  • How did you communicate the diagnosis, treatment and outcome scenarios to your child and family?
  •   What support systems did you find that met your needs?
  • Looking back on your experiences, what do you wish had been different? How might these aspects be addressed?
  • What advice would you offer to other families who might face similar circumstances?
  • What suggestions would you offer to medical caregivers or researchers?
  • How has this experience influenced you, your child and your family?

You do not need to address each of these questions—write on the issues that you think are most important to share with others. If you are not a writer, just tell your story in your own words and our editorial staff will help you.

We plan to publish 12 brief stories (800 – 2000 words) on this topic in the print edition of the journal. An additional 6 stories will be published as online-only supplemental material and other stories may be posted on our online Forum. We also publish 2-4 commentary articles that discuss the stories in the journal. To see a finished symposium you may access Narrative Inquiry in Bioethics Vol. 2 issue 1 for free on Project MUSE.

If you are interested in submitting a story, we ask you first to submit a 300-word proposal—a short description of the story you want to tell. Inquiries or proposals should be sent to the editorial office via email: We will give preference to story proposals received by April 30, 2013.

For more information about the journal Narrative Inquiry in Bioethics, the guidelines for authors, and
privacy policies, visit our webpage with Johns Hopkins University Press at:

Thursday, February 21, 2013

Award Winning Journal

Exciting News!


Narrative Inquiry in Bioethics: A Journal of Qualitative Research received the Honorable Mention (2nd place) for Best New Journal of 2012 in Science, Technology, and Medicine from the PROSE Awards. 

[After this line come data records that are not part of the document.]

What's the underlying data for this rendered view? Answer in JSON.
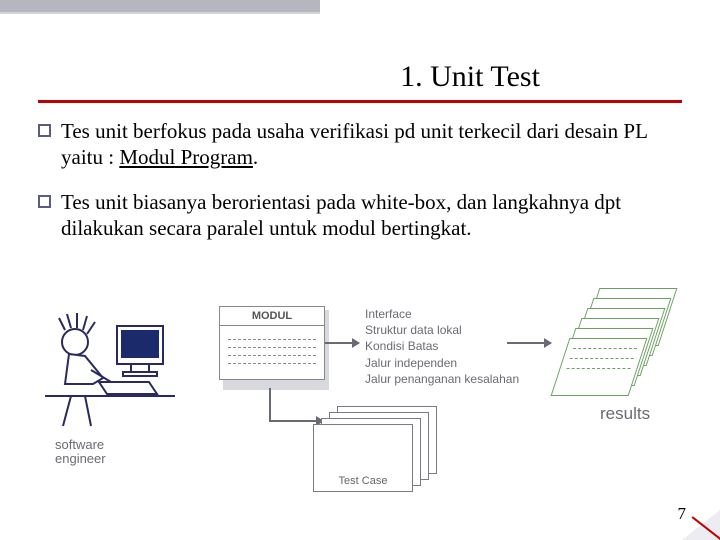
{
  "title": "1. Unit Test",
  "bullets": [
    {
      "pre": "Tes unit berfokus pada usaha verifikasi pd  unit terkecil dari desain PL yaitu : ",
      "underlined": "Modul Program",
      "post": "."
    },
    {
      "pre": "Tes unit biasanya berorientasi pada white-box, dan langkahnya dpt dilakukan secara paralel untuk modul bertingkat.",
      "underlined": "",
      "post": ""
    }
  ],
  "diagram": {
    "engineer_label_l1": "software",
    "engineer_label_l2": "engineer",
    "module_header": "MODUL",
    "interface_lines": [
      "Interface",
      "Struktur data lokal",
      "Kondisi Batas",
      "Jalur independen",
      "Jalur penanganan kesalahan"
    ],
    "results_label": "results",
    "testcase_label": "Test Case"
  },
  "page_number": "7"
}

The journal is edited by James M DuBois and Ana Iltis and published by Johns Hopkins University Press. 
We are very grateful to all the people who have helped us make this journal a reality. Our editors, board of directors, board of advisors, JHUP, The Bander Family Foundation, symposium editors, and all our wonderful authors, Thanks! 
Please let everyone know that all six issues (Volumes 1 and 2) are now available on Project MUSE. Vol 2, issue 1 (with stories from living organ donors) is now free. 

Thursday, January 3, 2013

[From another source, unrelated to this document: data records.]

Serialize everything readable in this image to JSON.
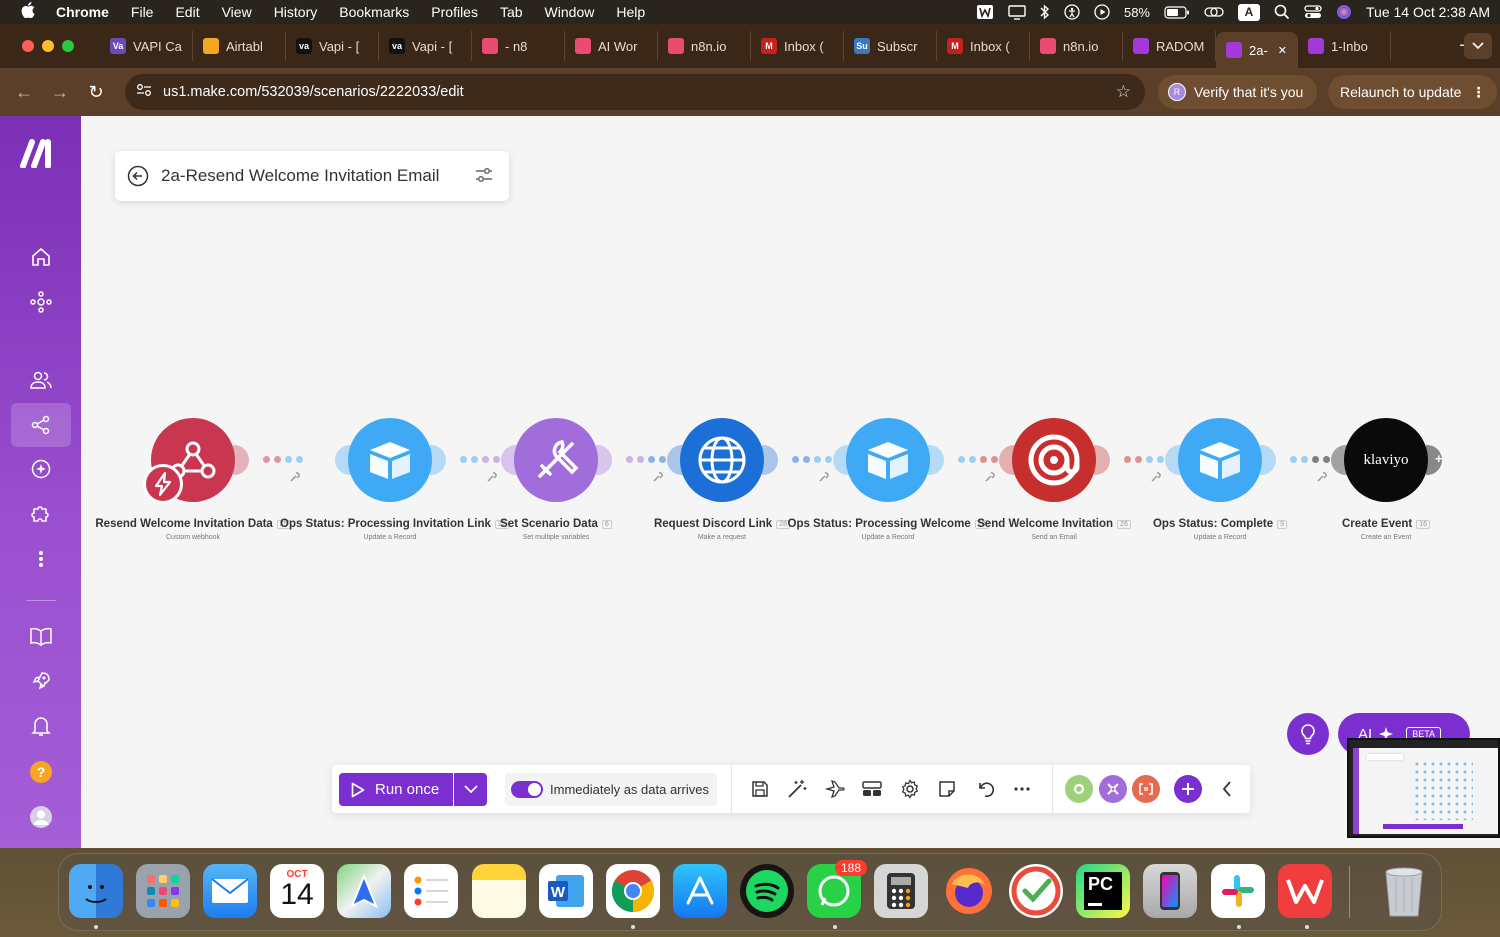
{
  "menubar": {
    "app": "Chrome",
    "items": [
      "File",
      "Edit",
      "View",
      "History",
      "Bookmarks",
      "Profiles",
      "Tab",
      "Window",
      "Help"
    ],
    "battery": "58%",
    "input_source": "A",
    "clock": "Tue 14 Oct  2:38 AM"
  },
  "tabs": [
    {
      "label": "VAPI Ca",
      "fav": "Va",
      "color": "#6b4ab6"
    },
    {
      "label": "Airtabl",
      "fav": "",
      "color": "#f5a623"
    },
    {
      "label": "Vapi - [",
      "fav": "va",
      "color": "#111111"
    },
    {
      "label": "Vapi - [",
      "fav": "va",
      "color": "#111111"
    },
    {
      "label": "- n8",
      "fav": "",
      "color": "#ea4b71"
    },
    {
      "label": "AI Wor",
      "fav": "",
      "color": "#ea4b71"
    },
    {
      "label": "n8n.io",
      "fav": "",
      "color": "#ea4b71"
    },
    {
      "label": "Inbox (",
      "fav": "M",
      "color": "#c5221f"
    },
    {
      "label": "Subscr",
      "fav": "Su",
      "color": "#3b78c4"
    },
    {
      "label": "Inbox (",
      "fav": "M",
      "color": "#c5221f"
    },
    {
      "label": "n8n.io",
      "fav": "",
      "color": "#ea4b71"
    },
    {
      "label": "RADOM",
      "fav": "",
      "color": "#a13ad8"
    },
    {
      "label": "2a-",
      "fav": "",
      "color": "#a13ad8",
      "active": true
    },
    {
      "label": "1-Inbo",
      "fav": "",
      "color": "#a13ad8"
    }
  ],
  "address": {
    "url": "us1.make.com/532039/scenarios/2222033/edit",
    "verify": "Verify that it's you",
    "relaunch": "Relaunch to update"
  },
  "scenario": {
    "title": "2a-Resend Welcome Invitation Email"
  },
  "modules": [
    {
      "name": "Resend Welcome Invitation Data",
      "badge": "25",
      "sub": "Custom webhook",
      "color": "#c8374f",
      "icon": "webhook-icon"
    },
    {
      "name": "Ops Status: Processing Invitation Link",
      "badge": "22",
      "sub": "Update a Record",
      "color": "#3fa9f5",
      "icon": "airtable-box-icon"
    },
    {
      "name": "Set Scenario Data",
      "badge": "6",
      "sub": "Set multiple variables",
      "color": "#a06ddb",
      "icon": "tools-icon"
    },
    {
      "name": "Request Discord Link",
      "badge": "28",
      "sub": "Make a request",
      "color": "#1d6fd8",
      "icon": "globe-icon"
    },
    {
      "name": "Ops Status: Processing Welcome",
      "badge": "23",
      "sub": "Update a Record",
      "color": "#3fa9f5",
      "icon": "airtable-box-icon"
    },
    {
      "name": "Send Welcome Invitation",
      "badge": "26",
      "sub": "Send an Email",
      "color": "#c72e2e",
      "icon": "at-icon"
    },
    {
      "name": "Ops Status: Complete",
      "badge": "9",
      "sub": "Update a Record",
      "color": "#3fa9f5",
      "icon": "airtable-box-icon"
    },
    {
      "name": "Create Event",
      "badge": "16",
      "sub": "Create an Event",
      "color": "#0a0a0a",
      "icon": "klaviyo-icon",
      "logo": "klaviyo"
    }
  ],
  "toolbar": {
    "run_label": "Run once",
    "schedule_label": "Immediately as data arrives"
  },
  "ai": {
    "label": "AI",
    "beta": "BETA"
  },
  "dock": {
    "calendar_month": "OCT",
    "calendar_day": "14",
    "whatsapp_badge": "188"
  }
}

News for a New Year!

We have finished another volume of Narrative Inquiry in Bioethics.

The issue edited by Paul Farmer and Sadath Sayeed on Delivering Health Care to Resource Constrained Areas (NIB 2.1) and the issue edited by Kelly Dineen and Margaret Bultas on Parenting ASD Children Through the Transition to Adulthood (NIB 2.3) are now in print and have been posted on Project MUSE

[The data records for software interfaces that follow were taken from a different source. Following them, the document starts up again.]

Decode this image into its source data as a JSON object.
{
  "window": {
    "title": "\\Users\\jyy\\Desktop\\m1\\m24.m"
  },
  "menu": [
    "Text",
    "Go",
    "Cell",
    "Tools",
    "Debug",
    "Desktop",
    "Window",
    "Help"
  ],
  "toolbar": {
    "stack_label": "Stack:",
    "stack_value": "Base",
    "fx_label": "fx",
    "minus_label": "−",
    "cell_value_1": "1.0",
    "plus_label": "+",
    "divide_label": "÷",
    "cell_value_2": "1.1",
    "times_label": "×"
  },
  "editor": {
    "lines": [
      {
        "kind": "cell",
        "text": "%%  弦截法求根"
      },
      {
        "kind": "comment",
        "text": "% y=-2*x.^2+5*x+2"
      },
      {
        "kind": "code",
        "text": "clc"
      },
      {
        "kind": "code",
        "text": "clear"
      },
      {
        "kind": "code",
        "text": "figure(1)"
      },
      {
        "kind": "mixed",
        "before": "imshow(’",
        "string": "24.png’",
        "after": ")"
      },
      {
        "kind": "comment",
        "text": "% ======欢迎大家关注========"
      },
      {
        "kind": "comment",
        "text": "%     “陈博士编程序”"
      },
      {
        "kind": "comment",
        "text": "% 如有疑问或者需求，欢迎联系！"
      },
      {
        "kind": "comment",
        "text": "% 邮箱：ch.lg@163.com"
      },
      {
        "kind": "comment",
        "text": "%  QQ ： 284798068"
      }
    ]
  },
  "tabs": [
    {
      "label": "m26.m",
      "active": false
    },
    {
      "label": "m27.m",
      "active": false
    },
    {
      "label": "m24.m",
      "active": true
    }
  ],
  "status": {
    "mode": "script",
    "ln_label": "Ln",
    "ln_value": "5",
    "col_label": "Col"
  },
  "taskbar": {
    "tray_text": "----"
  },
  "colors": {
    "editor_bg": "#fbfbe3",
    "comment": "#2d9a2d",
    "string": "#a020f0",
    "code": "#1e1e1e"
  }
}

The first issue of Volume 2 on Living Organ Donors is now free on Project MUSE Please share this link with anyone who might be interested in this topic.

Please watch for more news. We have some very exciting projects in the works.